There are no heroes in these books, and yet every character is a hero in his or her own, undistinguished way. Be warned, once you start reading them, it’s very difficult to stop.

The same can be said of the author’s Restoration novels. Major Thankful Russell is back, serving the restored monarchy, a soldier reaching middle age, and finding himself in trouble and in love, with his former commander’s straight-talking daughter. Thomazine is twenty years his junior with a mind of her own and is determined to join her husband in every mad-brained scheme that  his work as a government intelligencer gets him involved with. These books are currently being reissued, with the first book, An Abiding Fire, due out in January.

The Russell series can be read on its own as an excellent historical mystery and adventure series, although I think reading the Uncivil War books first, brings an extra dimension to understanding the characters. Both series are funny, emotional and exciting, bound together by an extraordinary knowledge of the period and an exhaustive amount of research. They are among my favourite historical novels.

M J Logue’s books are currently available on Amazon kindle. If you’ve not tried them yet, I really suggest you do, but be warned, you may find you get very little else done for a while.

The Jolabokaflod or Christmas Book Flood

In the run up to Christmas, and with the latest book up and running, I’ve decided to devote this blog to sharing some of my favourite books with you. Last year, on Christmas Eve, I did a post about the Christmas Book Flood, or Jolabokaflod. The concept was new to me, but I loved it.

In Iceland there is a tradition of giving books to each other on Christmas Eve and then spending the evening reading which is known as  the Jolabokaflod, or “Christmas Book Flood,” as the majority of books in Iceland are sold between September and December in preparation for Christmas giving.At this time of year, most households in Iceland receive an annual free book catalog of new publications called the Bokatidindi.  Icelanders pore over the new releases and choose which ones they want to buy.

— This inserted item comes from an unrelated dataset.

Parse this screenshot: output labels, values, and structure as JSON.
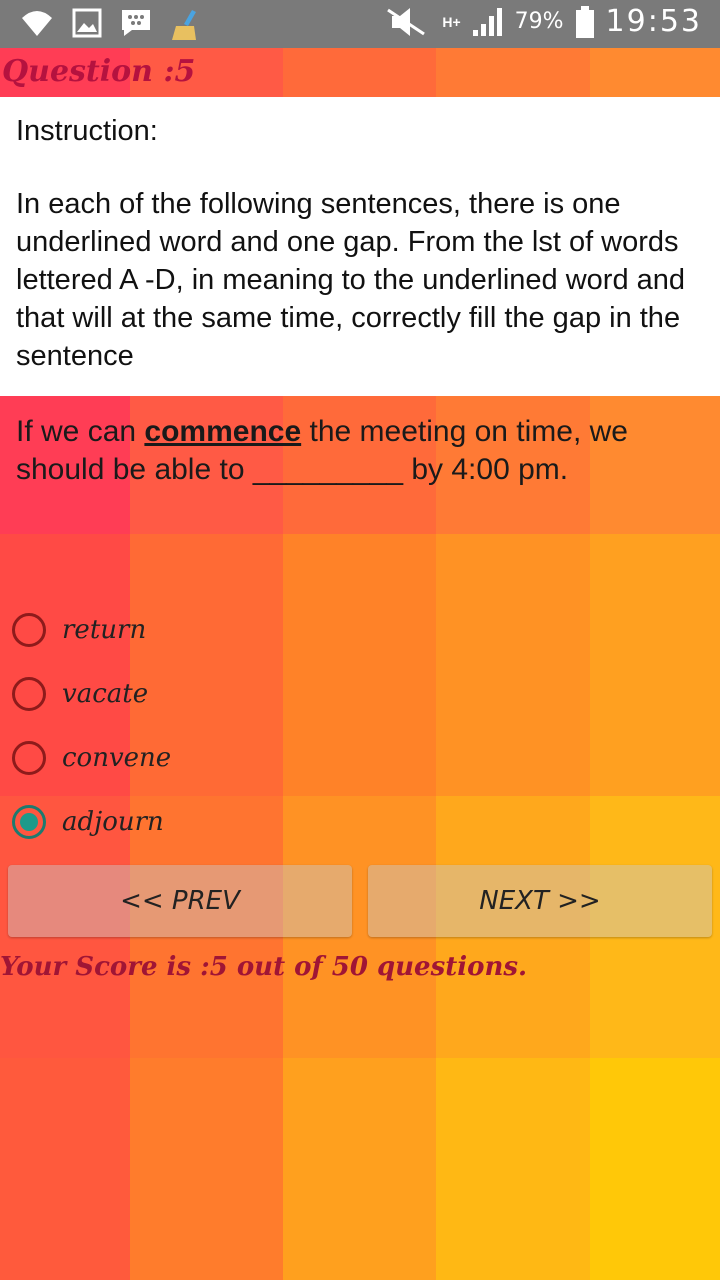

The small Nordic island, with a population of only 329,000 people, is extraordinarily literary and people love to read and write. According to a BBC article, “The country has more writers, more books published and more books read, per head, than anywhere else in the world.  One in ten Icelanders will publish a book.”

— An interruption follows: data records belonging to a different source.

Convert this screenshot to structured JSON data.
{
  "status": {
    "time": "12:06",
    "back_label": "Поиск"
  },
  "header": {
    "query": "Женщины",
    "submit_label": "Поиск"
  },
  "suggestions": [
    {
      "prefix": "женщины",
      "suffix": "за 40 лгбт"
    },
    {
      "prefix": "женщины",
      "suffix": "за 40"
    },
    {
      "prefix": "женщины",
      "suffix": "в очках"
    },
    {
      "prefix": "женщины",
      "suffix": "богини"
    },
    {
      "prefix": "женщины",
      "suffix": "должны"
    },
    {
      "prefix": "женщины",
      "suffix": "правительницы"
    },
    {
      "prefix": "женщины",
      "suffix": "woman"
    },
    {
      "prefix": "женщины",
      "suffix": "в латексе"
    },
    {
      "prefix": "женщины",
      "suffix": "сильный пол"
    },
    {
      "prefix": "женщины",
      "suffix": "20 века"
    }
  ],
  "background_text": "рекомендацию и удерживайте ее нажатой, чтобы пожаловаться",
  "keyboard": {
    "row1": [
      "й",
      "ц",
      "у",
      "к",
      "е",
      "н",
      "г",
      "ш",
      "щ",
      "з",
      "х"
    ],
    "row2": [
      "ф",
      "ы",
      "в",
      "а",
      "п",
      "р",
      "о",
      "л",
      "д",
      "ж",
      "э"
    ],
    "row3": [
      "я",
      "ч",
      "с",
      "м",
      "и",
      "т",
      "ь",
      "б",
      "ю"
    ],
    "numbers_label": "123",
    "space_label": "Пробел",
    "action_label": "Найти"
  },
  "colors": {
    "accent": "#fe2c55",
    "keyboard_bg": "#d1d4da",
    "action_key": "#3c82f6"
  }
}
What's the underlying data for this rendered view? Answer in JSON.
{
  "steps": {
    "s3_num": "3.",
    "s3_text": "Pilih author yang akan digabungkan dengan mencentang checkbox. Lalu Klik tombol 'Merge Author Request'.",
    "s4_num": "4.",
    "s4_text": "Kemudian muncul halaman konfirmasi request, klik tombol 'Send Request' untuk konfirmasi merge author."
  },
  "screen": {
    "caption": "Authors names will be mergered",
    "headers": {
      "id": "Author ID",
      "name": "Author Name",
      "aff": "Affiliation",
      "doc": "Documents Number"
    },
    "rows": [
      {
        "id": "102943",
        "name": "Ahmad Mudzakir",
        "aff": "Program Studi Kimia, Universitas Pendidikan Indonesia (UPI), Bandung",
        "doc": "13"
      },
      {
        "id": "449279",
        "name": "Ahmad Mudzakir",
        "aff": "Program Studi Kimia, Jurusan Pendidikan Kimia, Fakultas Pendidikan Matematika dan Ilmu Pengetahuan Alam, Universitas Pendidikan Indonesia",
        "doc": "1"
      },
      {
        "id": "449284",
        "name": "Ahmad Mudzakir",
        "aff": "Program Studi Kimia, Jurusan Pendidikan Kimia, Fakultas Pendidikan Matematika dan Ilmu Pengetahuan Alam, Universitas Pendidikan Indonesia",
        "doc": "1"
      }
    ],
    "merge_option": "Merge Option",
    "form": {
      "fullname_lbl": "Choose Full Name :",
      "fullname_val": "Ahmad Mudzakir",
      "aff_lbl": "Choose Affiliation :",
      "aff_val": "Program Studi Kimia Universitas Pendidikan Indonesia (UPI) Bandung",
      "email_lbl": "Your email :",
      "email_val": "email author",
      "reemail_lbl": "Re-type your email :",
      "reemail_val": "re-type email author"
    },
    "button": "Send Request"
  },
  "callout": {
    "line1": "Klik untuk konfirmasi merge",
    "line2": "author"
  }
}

There is more value placed on hardback and paperback books than in other parts of the world where e-books have grown in popularity.  In Iceland most people read, and the book industry is based on many people buying several books each year rather than a few people buying a lot of books.  The vast majority of books are bought at Christmas time, and that is when most books are published.

The idea of families and friends gathering together to read before the fire on Christmas Eve is a winter tradition which appeals to me.  Like the Icelanders, I love physical books although I both read and publish e-books – sometimes they are just more convenient.  Still, the Jolabokaflod would work with any kind of book.

Last year, to celebrate this fabulous tradition, I offered some of my e-books free on Christmas Eve, and the take-up was phenomenal. I like to think I found a lot of new readers on that day and I intend to do the same thing again this year. But I also wanted to do a Christmas countdown of books that I’ve read and loved; a sort of literary advent calendar which has started late. Some of them are fiction, some are non-fiction, but all of them have a particular place on my shelves, both actual and electronic. I hope that reading about some of them will cause some of you to buy them, either for yourselves or for family and friends, as part of our own Christmas Book Flood.

Merry Christmas from all of us at Blogging with Labradors.